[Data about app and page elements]
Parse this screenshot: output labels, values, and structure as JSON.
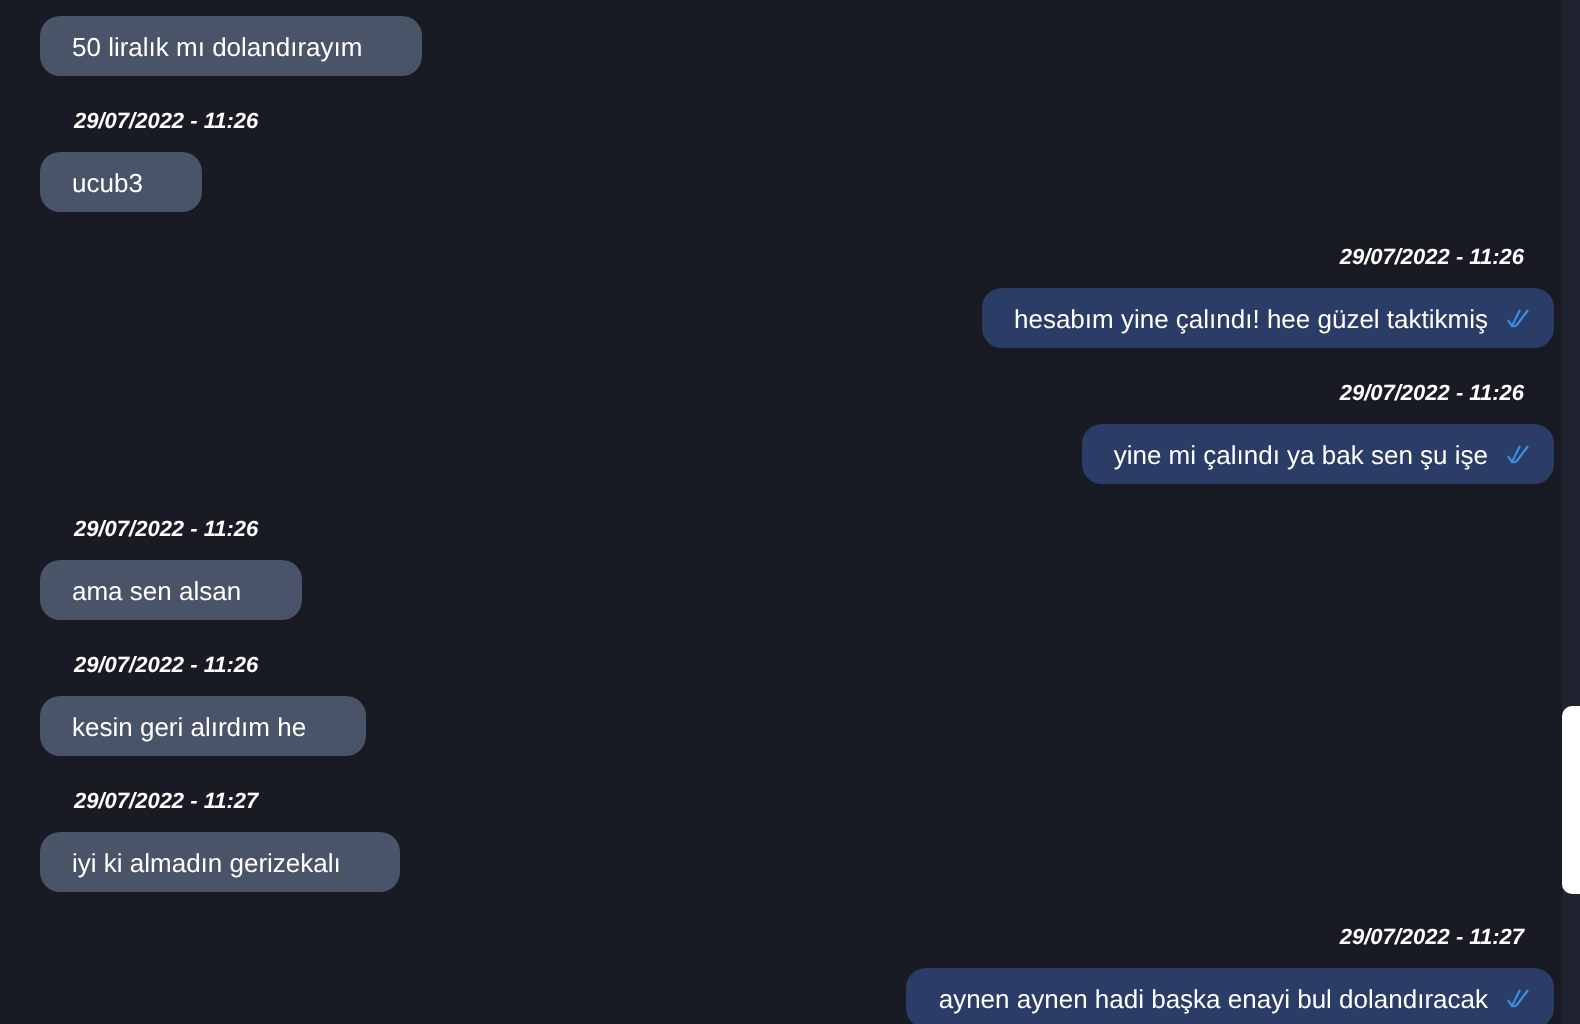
{
  "messages": [
    {
      "kind": "incoming",
      "text": "50 liralık mı dolandırayım"
    },
    {
      "kind": "incoming",
      "timestamp": "29/07/2022 - 11:26",
      "text": "ucub3"
    },
    {
      "kind": "outgoing",
      "timestamp": "29/07/2022 - 11:26",
      "text": "hesabım yine çalındı! hee güzel taktikmiş",
      "read": true
    },
    {
      "kind": "outgoing",
      "timestamp": "29/07/2022 - 11:26",
      "text": "yine mi çalındı ya bak sen şu işe",
      "read": true
    },
    {
      "kind": "incoming",
      "timestamp": "29/07/2022 - 11:26",
      "text": "ama sen alsan"
    },
    {
      "kind": "incoming",
      "timestamp": "29/07/2022 - 11:26",
      "text": "kesin geri alırdım he"
    },
    {
      "kind": "incoming",
      "timestamp": "29/07/2022 - 11:27",
      "text": "iyi ki almadın gerizekalı"
    },
    {
      "kind": "outgoing",
      "timestamp": "29/07/2022 - 11:27",
      "text": "aynen aynen hadi başka enayi bul dolandıracak",
      "read": true
    }
  ]
}
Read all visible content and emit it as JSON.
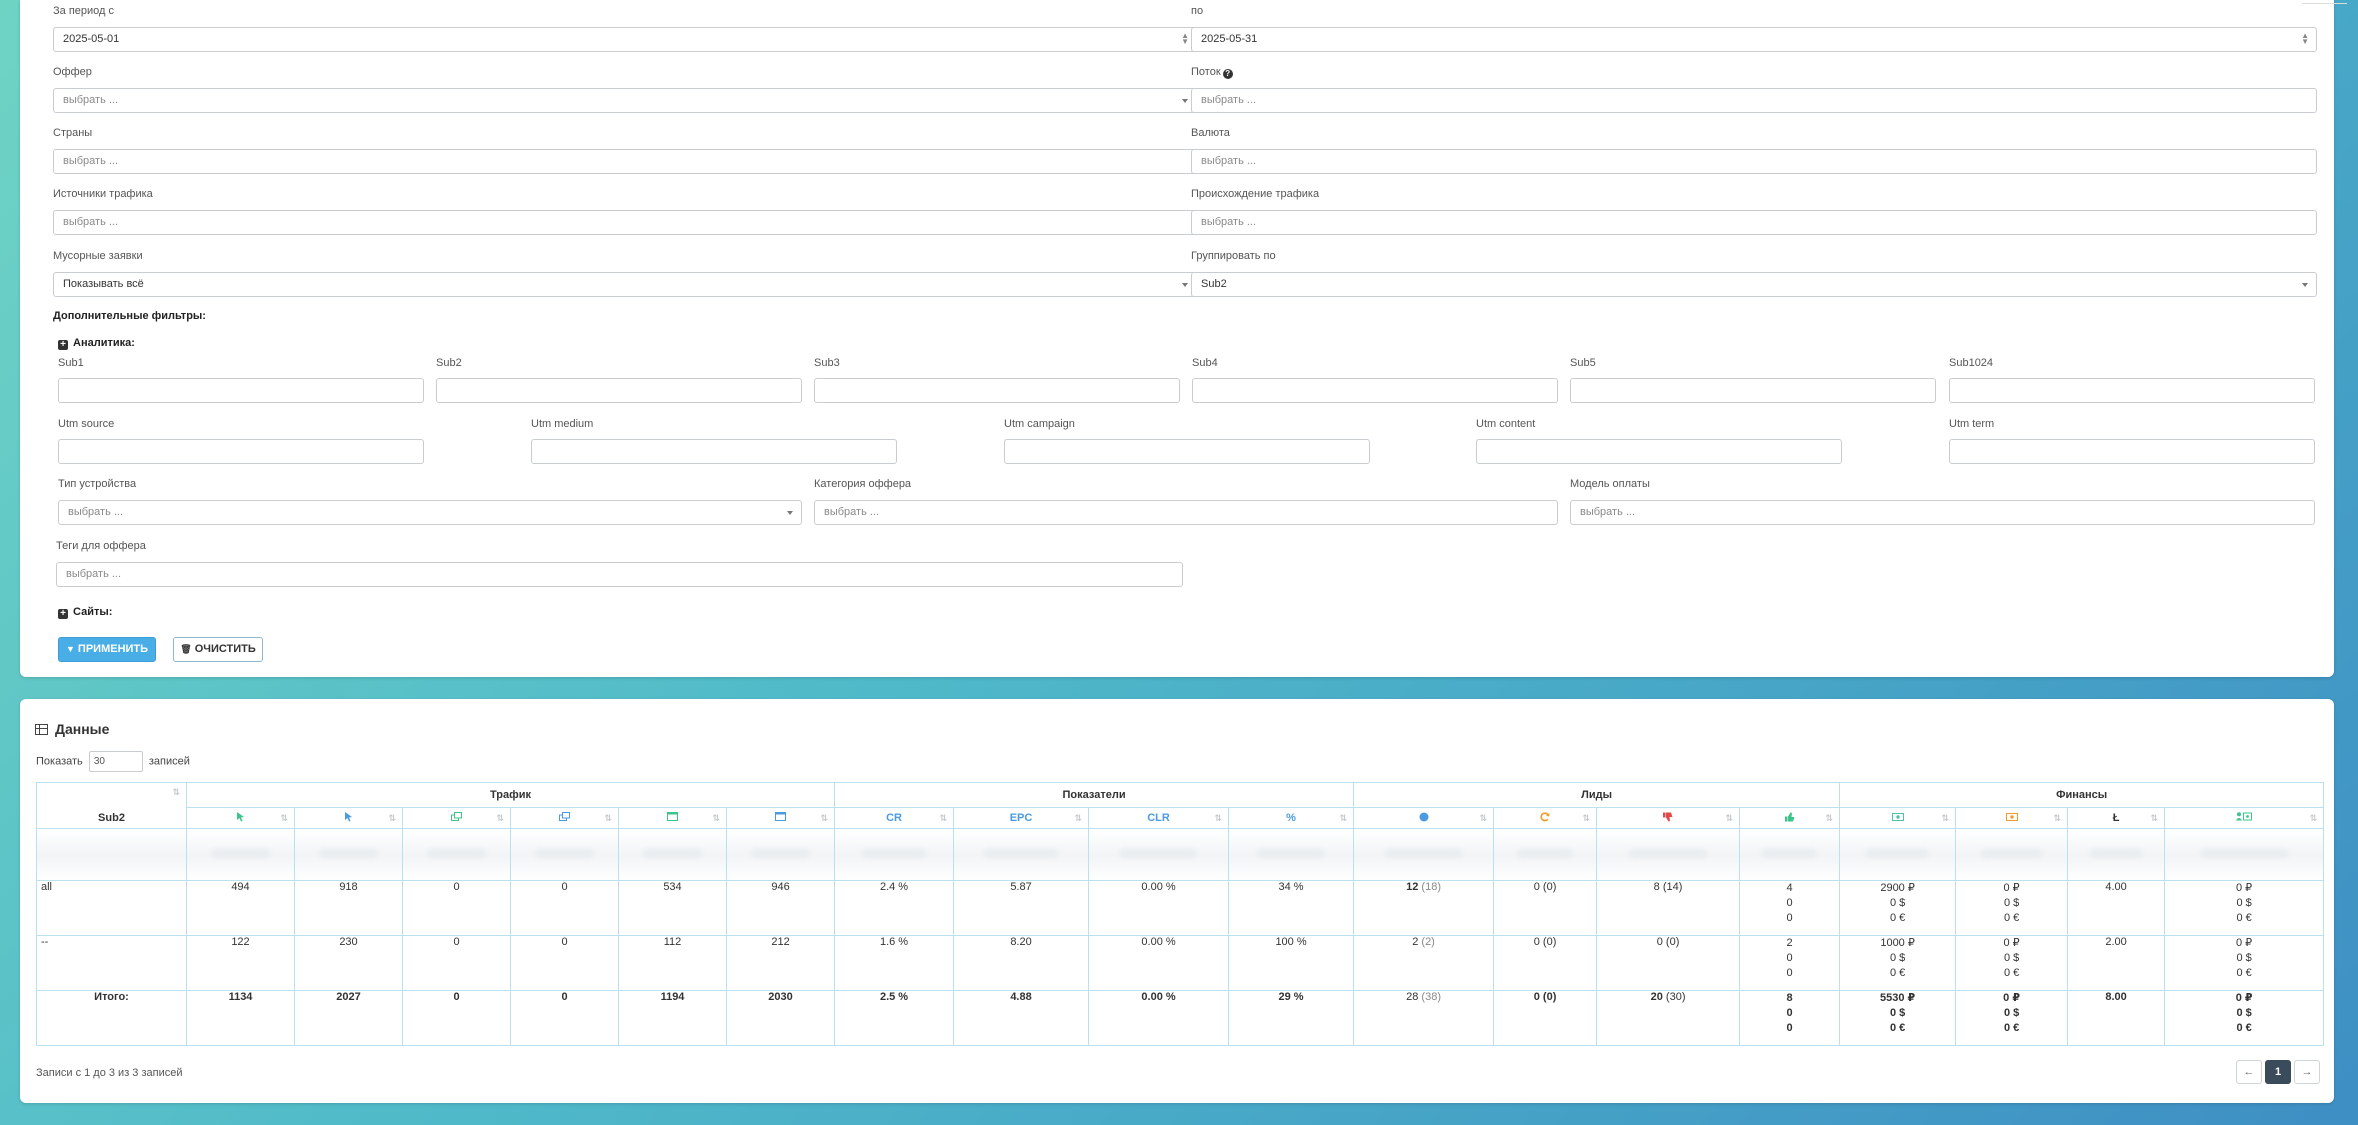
{
  "filters": {
    "period_from_label": "За период с",
    "period_from_value": "2025-05-01",
    "period_to_label": "по",
    "period_to_value": "2025-05-31",
    "offer_label": "Оффер",
    "offer_placeholder": "выбрать ...",
    "stream_label": "Поток",
    "stream_placeholder": "выбрать ...",
    "countries_label": "Страны",
    "countries_placeholder": "выбрать ...",
    "currency_label": "Валюта",
    "currency_placeholder": "выбрать ...",
    "traffic_sources_label": "Источники трафика",
    "traffic_sources_placeholder": "выбрать ...",
    "traffic_origin_label": "Происхождение трафика",
    "traffic_origin_placeholder": "выбрать ...",
    "junk_label": "Мусорные заявки",
    "junk_value": "Показывать всё",
    "group_by_label": "Группировать по",
    "group_by_value": "Sub2",
    "extra_filters_title": "Дополнительные фильтры:",
    "analytics_title": "Аналитика:",
    "subs": [
      "Sub1",
      "Sub2",
      "Sub3",
      "Sub4",
      "Sub5",
      "Sub1024"
    ],
    "utms": [
      "Utm source",
      "Utm medium",
      "Utm campaign",
      "Utm content",
      "Utm term"
    ],
    "device_label": "Тип устройства",
    "device_placeholder": "выбрать ...",
    "offer_category_label": "Категория оффера",
    "offer_category_placeholder": "выбрать ...",
    "payment_model_label": "Модель оплаты",
    "payment_model_placeholder": "выбрать ...",
    "offer_tags_label": "Теги для оффера",
    "offer_tags_placeholder": "выбрать ...",
    "sites_title": "Сайты:",
    "apply_label": "ПРИМЕНИТЬ",
    "clear_label": "ОЧИСТИТЬ"
  },
  "data_section": {
    "title": "Данные",
    "show_label": "Показать",
    "page_length": "30",
    "records_label": "записей",
    "groups": [
      "Трафик",
      "Показатели",
      "Лиды",
      "Финансы"
    ],
    "group_col_label": "Sub2",
    "metric_labels": [
      "CR",
      "EPC",
      "CLR",
      "%"
    ],
    "rows": [
      {
        "name": "all",
        "c1": "494",
        "c2": "918",
        "c3": "0",
        "c4": "0",
        "c5": "534",
        "c6": "946",
        "cr": "2.4 %",
        "epc": "5.87",
        "clr": "0.00 %",
        "pct": "34 %",
        "l1": "12",
        "l1b": "(18)",
        "l2": "0 (0)",
        "l3": "8 (14)",
        "l4": [
          "4",
          "0",
          "0"
        ],
        "f1": [
          "2900 ₽",
          "0 $",
          "0 €"
        ],
        "f2": [
          "0 ₽",
          "0 $",
          "0 €"
        ],
        "f3": "4.00",
        "f4": [
          "0 ₽",
          "0 $",
          "0 €"
        ]
      },
      {
        "name": "--",
        "c1": "122",
        "c2": "230",
        "c3": "0",
        "c4": "0",
        "c5": "112",
        "c6": "212",
        "cr": "1.6 %",
        "epc": "8.20",
        "clr": "0.00 %",
        "pct": "100 %",
        "l1": "2",
        "l1b": "(2)",
        "l2": "0 (0)",
        "l3": "0 (0)",
        "l4": [
          "2",
          "0",
          "0"
        ],
        "f1": [
          "1000 ₽",
          "0 $",
          "0 €"
        ],
        "f2": [
          "0 ₽",
          "0 $",
          "0 €"
        ],
        "f3": "2.00",
        "f4": [
          "0 ₽",
          "0 $",
          "0 €"
        ]
      }
    ],
    "total": {
      "name": "Итого:",
      "c1": "1134",
      "c2": "2027",
      "c3": "0",
      "c4": "0",
      "c5": "1194",
      "c6": "2030",
      "cr": "2.5 %",
      "epc": "4.88",
      "clr": "0.00 %",
      "pct": "29 %",
      "l1": "28",
      "l1b": "(38)",
      "l2": "0 (0)",
      "l3": "20",
      "l3b": "(30)",
      "l4": [
        "8",
        "0",
        "0"
      ],
      "f1": [
        "5530 ₽",
        "0 $",
        "0 €"
      ],
      "f2": [
        "0 ₽",
        "0 $",
        "0 €"
      ],
      "f3": "8.00",
      "f4": [
        "0 ₽",
        "0 $",
        "0 €"
      ]
    },
    "info": "Записи с 1 до 3 из 3 записей",
    "pager": {
      "prev": "←",
      "current": "1",
      "next": "→"
    }
  },
  "colors": {
    "accent": "#4aaee6",
    "icon_green": "#3cc48a",
    "icon_blue": "#4a9be0",
    "icon_orange": "#f39a2b",
    "icon_red": "#e24b4b",
    "icon_teal": "#4cc4a8"
  }
}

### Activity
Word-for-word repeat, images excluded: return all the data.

### Result
Parse this screenshot: output labels, values, and structure as JSON.
{
  "messages": [
    {
      "kind": "incoming",
      "text": "50 liralık mı dolandırayım"
    },
    {
      "kind": "incoming",
      "timestamp": "29/07/2022 - 11:26",
      "text": "ucub3"
    },
    {
      "kind": "outgoing",
      "timestamp": "29/07/2022 - 11:26",
      "text": "hesabım yine çalındı! hee güzel taktikmiş",
      "read": true
    },
    {
      "kind": "outgoing",
      "timestamp": "29/07/2022 - 11:26",
      "text": "yine mi çalındı ya bak sen şu işe",
      "read": true
    },
    {
      "kind": "incoming",
      "timestamp": "29/07/2022 - 11:26",
      "text": "ama sen alsan"
    },
    {
      "kind": "incoming",
      "timestamp": "29/07/2022 - 11:26",
      "text": "kesin geri alırdım he"
    },
    {
      "kind": "incoming",
      "timestamp": "29/07/2022 - 11:27",
      "text": "iyi ki almadın gerizekalı"
    },
    {
      "kind": "outgoing",
      "timestamp": "29/07/2022 - 11:27",
      "text": "aynen aynen hadi başka enayi bul dolandıracak",
      "read": true
    }
  ]
}
Read all visible content and emit it as JSON.
{
  "filters": {
    "period_from_label": "За период с",
    "period_from_value": "2025-05-01",
    "period_to_label": "по",
    "period_to_value": "2025-05-31",
    "offer_label": "Оффер",
    "offer_placeholder": "выбрать ...",
    "stream_label": "Поток",
    "stream_placeholder": "выбрать ...",
    "countries_label": "Страны",
    "countries_placeholder": "выбрать ...",
    "currency_label": "Валюта",
    "currency_placeholder": "выбрать ...",
    "traffic_sources_label": "Источники трафика",
    "traffic_sources_placeholder": "выбрать ...",
    "traffic_origin_label": "Происхождение трафика",
    "traffic_origin_placeholder": "выбрать ...",
    "junk_label": "Мусорные заявки",
    "junk_value": "Показывать всё",
    "group_by_label": "Группировать по",
    "group_by_value": "Sub2",
    "extra_filters_title": "Дополнительные фильтры:",
    "analytics_title": "Аналитика:",
    "subs": [
      "Sub1",
      "Sub2",
      "Sub3",
      "Sub4",
      "Sub5",
      "Sub1024"
    ],
    "utms": [
      "Utm source",
      "Utm medium",
      "Utm campaign",
      "Utm content",
      "Utm term"
    ],
    "device_label": "Тип устройства",
    "device_placeholder": "выбрать ...",
    "offer_category_label": "Категория оффера",
    "offer_category_placeholder": "выбрать ...",
    "payment_model_label": "Модель оплаты",
    "payment_model_placeholder": "выбрать ...",
    "offer_tags_label": "Теги для оффера",
    "offer_tags_placeholder": "выбрать ...",
    "sites_title": "Сайты:",
    "apply_label": "ПРИМЕНИТЬ",
    "clear_label": "ОЧИСТИТЬ"
  },
  "data_section": {
    "title": "Данные",
    "show_label": "Показать",
    "page_length": "30",
    "records_label": "записей",
    "groups": [
      "Трафик",
      "Показатели",
      "Лиды",
      "Финансы"
    ],
    "group_col_label": "Sub2",
    "metric_labels": [
      "CR",
      "EPC",
      "CLR",
      "%"
    ],
    "rows": [
      {
        "name": "all",
        "c1": "494",
        "c2": "918",
        "c3": "0",
        "c4": "0",
        "c5": "534",
        "c6": "946",
        "cr": "2.4 %",
        "epc": "5.87",
        "clr": "0.00 %",
        "pct": "34 %",
        "l1": "12",
        "l1b": "(18)",
        "l2": "0 (0)",
        "l3": "8 (14)",
        "l4": [
          "4",
          "0",
          "0"
        ],
        "f1": [
          "2900 ₽",
          "0 $",
          "0 €"
        ],
        "f2": [
          "0 ₽",
          "0 $",
          "0 €"
        ],
        "f3": "4.00",
        "f4": [
          "0 ₽",
          "0 $",
          "0 €"
        ]
      },
      {
        "name": "--",
        "c1": "122",
        "c2": "230",
        "c3": "0",
        "c4": "0",
        "c5": "112",
        "c6": "212",
        "cr": "1.6 %",
        "epc": "8.20",
        "clr": "0.00 %",
        "pct": "100 %",
        "l1": "2",
        "l1b": "(2)",
        "l2": "0 (0)",
        "l3": "0 (0)",
        "l4": [
          "2",
          "0",
          "0"
        ],
        "f1": [
          "1000 ₽",
          "0 $",
          "0 €"
        ],
        "f2": [
          "0 ₽",
          "0 $",
          "0 €"
        ],
        "f3": "2.00",
        "f4": [
          "0 ₽",
          "0 $",
          "0 €"
        ]
      }
    ],
    "total": {
      "name": "Итого:",
      "c1": "1134",
      "c2": "2027",
      "c3": "0",
      "c4": "0",
      "c5": "1194",
      "c6": "2030",
      "cr": "2.5 %",
      "epc": "4.88",
      "clr": "0.00 %",
      "pct": "29 %",
      "l1": "28",
      "l1b": "(38)",
      "l2": "0 (0)",
      "l3": "20",
      "l3b": "(30)",
      "l4": [
        "8",
        "0",
        "0"
      ],
      "f1": [
        "5530 ₽",
        "0 $",
        "0 €"
      ],
      "f2": [
        "0 ₽",
        "0 $",
        "0 €"
      ],
      "f3": "8.00",
      "f4": [
        "0 ₽",
        "0 $",
        "0 €"
      ]
    },
    "info": "Записи с 1 до 3 из 3 записей",
    "pager": {
      "prev": "←",
      "current": "1",
      "next": "→"
    }
  },
  "colors": {
    "accent": "#4aaee6",
    "icon_green": "#3cc48a",
    "icon_blue": "#4a9be0",
    "icon_orange": "#f39a2b",
    "icon_red": "#e24b4b",
    "icon_teal": "#4cc4a8"
  }
}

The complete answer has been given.